Content starts
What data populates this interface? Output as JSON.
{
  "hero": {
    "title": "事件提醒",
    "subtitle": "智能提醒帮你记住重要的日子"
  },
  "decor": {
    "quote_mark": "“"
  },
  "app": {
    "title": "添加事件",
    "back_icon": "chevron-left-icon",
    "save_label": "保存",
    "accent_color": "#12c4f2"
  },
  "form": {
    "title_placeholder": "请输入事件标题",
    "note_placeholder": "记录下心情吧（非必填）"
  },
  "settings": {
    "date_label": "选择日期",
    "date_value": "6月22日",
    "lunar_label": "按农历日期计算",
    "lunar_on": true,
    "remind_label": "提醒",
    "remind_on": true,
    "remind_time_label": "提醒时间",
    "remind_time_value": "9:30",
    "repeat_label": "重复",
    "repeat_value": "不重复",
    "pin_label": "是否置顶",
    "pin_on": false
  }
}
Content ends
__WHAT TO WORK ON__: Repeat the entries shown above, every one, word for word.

__SOLUTION__:
What data populates this interface? Output as JSON.
{
  "hero": {
    "title": "事件提醒",
    "subtitle": "智能提醒帮你记住重要的日子"
  },
  "decor": {
    "quote_mark": "“"
  },
  "app": {
    "title": "添加事件",
    "back_icon": "chevron-left-icon",
    "save_label": "保存",
    "accent_color": "#12c4f2"
  },
  "form": {
    "title_placeholder": "请输入事件标题",
    "note_placeholder": "记录下心情吧（非必填）"
  },
  "settings": {
    "date_label": "选择日期",
    "date_value": "6月22日",
    "lunar_label": "按农历日期计算",
    "lunar_on": true,
    "remind_label": "提醒",
    "remind_on": true,
    "remind_time_label": "提醒时间",
    "remind_time_value": "9:30",
    "repeat_label": "重复",
    "repeat_value": "不重复",
    "pin_label": "是否置顶",
    "pin_on": false
  }
}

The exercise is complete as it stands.